:: EXERCISE INSTRUCTIONS ::
Omit the images and reproduce the rest of the entries exactly.

(Records excerpted from a collection)
_ _ _ _ _ _ _

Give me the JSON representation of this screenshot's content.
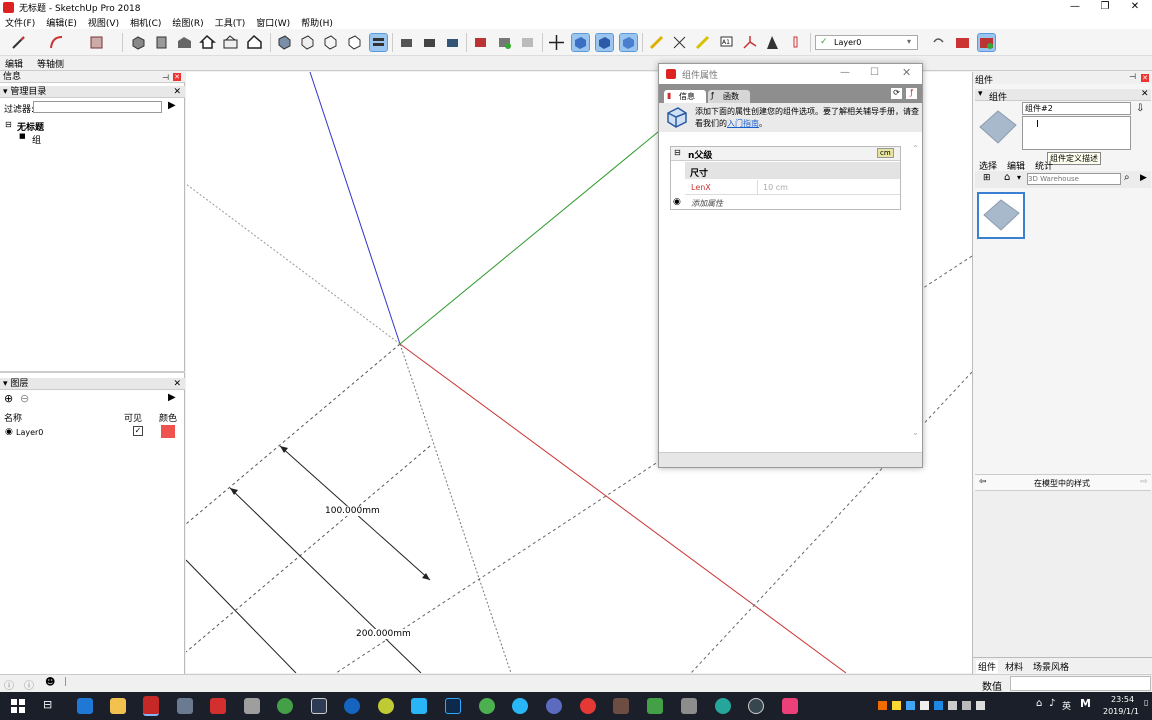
{
  "window": {
    "title": "无标题 - SketchUp Pro 2018"
  },
  "menu": [
    "文件(F)",
    "编辑(E)",
    "视图(V)",
    "相机(C)",
    "绘图(R)",
    "工具(T)",
    "窗口(W)",
    "帮助(H)"
  ],
  "toolbar": {
    "layer_value": "Layer0"
  },
  "scene_tabs": [
    "编辑",
    "等轴侧"
  ],
  "left": {
    "info_title": "信息",
    "outliner_title": "管理目录",
    "filter_label": "过滤器:",
    "tree_root": "无标题",
    "tree_child": "组",
    "layers_title": "图层",
    "col_name": "名称",
    "col_visible": "可见",
    "col_color": "颜色",
    "layer_name": "Layer0",
    "layer_color": "#ef5350"
  },
  "dimensions": {
    "d1": "100.000mm",
    "d2": "200.000mm"
  },
  "dialog": {
    "title": "组件属性",
    "tab_info": "信息",
    "tab_func": "函数",
    "help_text": "添加下面的属性创建您的组件选项。要了解相关辅导手册，请查看我们的",
    "help_link": "入门指南",
    "help_end": "。",
    "group_name": "n父级",
    "unit_badge": "cm",
    "section": "尺寸",
    "attr_name": "LenX",
    "attr_value": "10 cm",
    "add_attr": "添加属性"
  },
  "right": {
    "panel_title": "组件",
    "sub_title": "组件",
    "comp_name": "组件#2",
    "tab_select": "选择",
    "tab_edit": "编辑",
    "tab_stats": "统计",
    "tooltip": "组件定义描述",
    "search_placeholder": "3D Warehouse",
    "styles_label": "在模型中的样式",
    "bottom_tabs": [
      "组件",
      "材料",
      "场景风格"
    ],
    "value_label": "数值"
  },
  "taskbar": {
    "time": "23:54",
    "date": "2019/1/1",
    "ime": "英"
  }
}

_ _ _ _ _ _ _

:: ANSWER TO THIS EXERCISE ::
Give me the JSON representation of this screenshot's content.
{
  "window": {
    "title": "无标题 - SketchUp Pro 2018"
  },
  "menu": [
    "文件(F)",
    "编辑(E)",
    "视图(V)",
    "相机(C)",
    "绘图(R)",
    "工具(T)",
    "窗口(W)",
    "帮助(H)"
  ],
  "toolbar": {
    "layer_value": "Layer0"
  },
  "scene_tabs": [
    "编辑",
    "等轴侧"
  ],
  "left": {
    "info_title": "信息",
    "outliner_title": "管理目录",
    "filter_label": "过滤器:",
    "tree_root": "无标题",
    "tree_child": "组",
    "layers_title": "图层",
    "col_name": "名称",
    "col_visible": "可见",
    "col_color": "颜色",
    "layer_name": "Layer0",
    "layer_color": "#ef5350"
  },
  "dimensions": {
    "d1": "100.000mm",
    "d2": "200.000mm"
  },
  "dialog": {
    "title": "组件属性",
    "tab_info": "信息",
    "tab_func": "函数",
    "help_text": "添加下面的属性创建您的组件选项。要了解相关辅导手册，请查看我们的",
    "help_link": "入门指南",
    "help_end": "。",
    "group_name": "n父级",
    "unit_badge": "cm",
    "section": "尺寸",
    "attr_name": "LenX",
    "attr_value": "10 cm",
    "add_attr": "添加属性"
  },
  "right": {
    "panel_title": "组件",
    "sub_title": "组件",
    "comp_name": "组件#2",
    "tab_select": "选择",
    "tab_edit": "编辑",
    "tab_stats": "统计",
    "tooltip": "组件定义描述",
    "search_placeholder": "3D Warehouse",
    "styles_label": "在模型中的样式",
    "bottom_tabs": [
      "组件",
      "材料",
      "场景风格"
    ],
    "value_label": "数值"
  },
  "taskbar": {
    "time": "23:54",
    "date": "2019/1/1",
    "ime": "英"
  }
}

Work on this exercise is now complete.